|Chai, Weiwen; Morimoto, Yukiko; Cooney, Robert V et al. (2017) Dietary Red and Processed Meat Intake and Markers of Adiposity and Inflammation: The Multiethnic Cohort Study. J Am Coll Nutr 36:378-385|
|Murphy, Sharon E (2017) Nicotine Metabolism and Smoking: Ethnic Differences in the Role of P450 2A6. Chem Res Toxicol 30:410-419|
|Boldry, Emily J; Patel, Yesha M; Kotapati, Srikanth et al. (2017) Genetic Determinants of 1,3-Butadiene Metabolism and Detoxification in Three Populations of Smokers with Different Risks of Lung Cancer. Cancer Epidemiol Biomarkers Prev 26:1034-1042|

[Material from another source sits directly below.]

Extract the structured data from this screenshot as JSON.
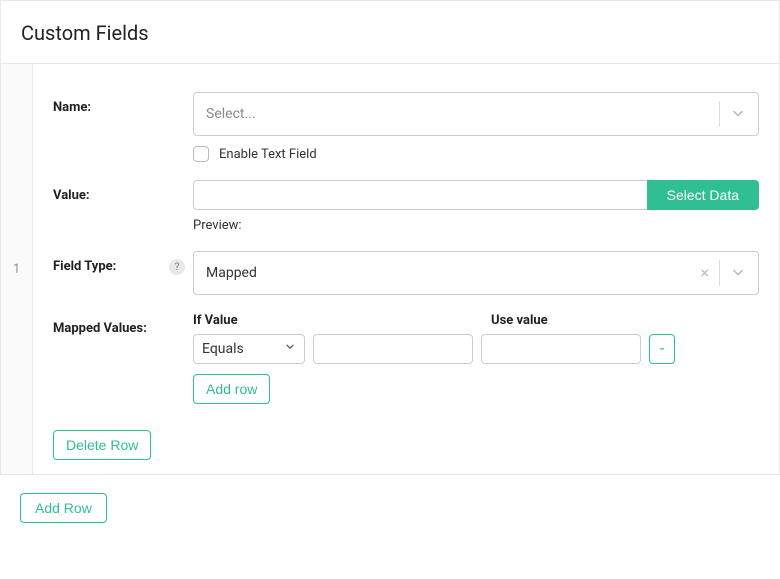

|Sangaraju, Dewakar; Boldry, Emily J; Patel, Yesha M et al. (2017) Isotope Dilution nanoLC/ESI+-HRMS3 Quantitation of Urinary N7-(1-Hydroxy-3-buten-2-yl) Guanine Adducts in Humans and Their Use as Biomarkers of Exposure to 1,3-Butadiene. Chem Res Toxicol 30:678-688|
|Peterson, Lisa A (2017) Context Matters: Contribution of Specific DNA Adducts to the Genotoxic Properties of the Tobacco-Specific Nitrosamine NNK. Chem Res Toxicol 30:420-433|

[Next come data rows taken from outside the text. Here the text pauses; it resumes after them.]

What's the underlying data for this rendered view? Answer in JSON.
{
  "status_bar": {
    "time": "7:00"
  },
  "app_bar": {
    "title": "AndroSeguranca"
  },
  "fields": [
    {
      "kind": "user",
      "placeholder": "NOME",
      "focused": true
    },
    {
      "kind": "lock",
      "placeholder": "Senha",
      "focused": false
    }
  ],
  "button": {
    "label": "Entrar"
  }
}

|Hecht, Stephen S (2017) Oral Cell DNA Adducts as Potential Biomarkers for Lung Cancer Susceptibility in Cigarette Smokers. Chem Res Toxicol 30:367-375|
|Patel, Yesha M; Park, Sunghim L; Han, Younghun et al. (2016) Novel Association of Genetic Markers Affecting CYP2A6 Activity and Lung Cancer Risk. Cancer Res 76:5768-5776|
|Ma, Bin; Ruszczak, Chris; Jain, Vipin et al. (2016) Optimized Liquid Chromatography Nanoelectrospray-High-Resolution Tandem Mass Spectrometry Method for the Analysis of 4-Hydroxy-1-(3-pyridyl)-1-butanone-Releasing DNA Adducts in Human Oral Cells. Chem Res Toxicol 29:1849-1856|
|Patel, Yesha M; Park, Sungshim L; Carmella, Steven G et al. (2016) Metabolites of the Polycyclic Aromatic Hydrocarbon Phenanthrene in the Urine of Cigarette Smokers from Five Ethnic Groups with Differing Risks for Lung Cancer. PLoS One 11:e0156203|
|Zanetti, Krista A; Wang, Zhaoming; Aldrich, Melinda et al. (2016) Genome-wide association study confirms lung cancer susceptibility loci on chromosomes 5p15 and 15q25 in an African-American population. Lung Cancer 98:33-42|
Showing the most recent 10 out of 40 publications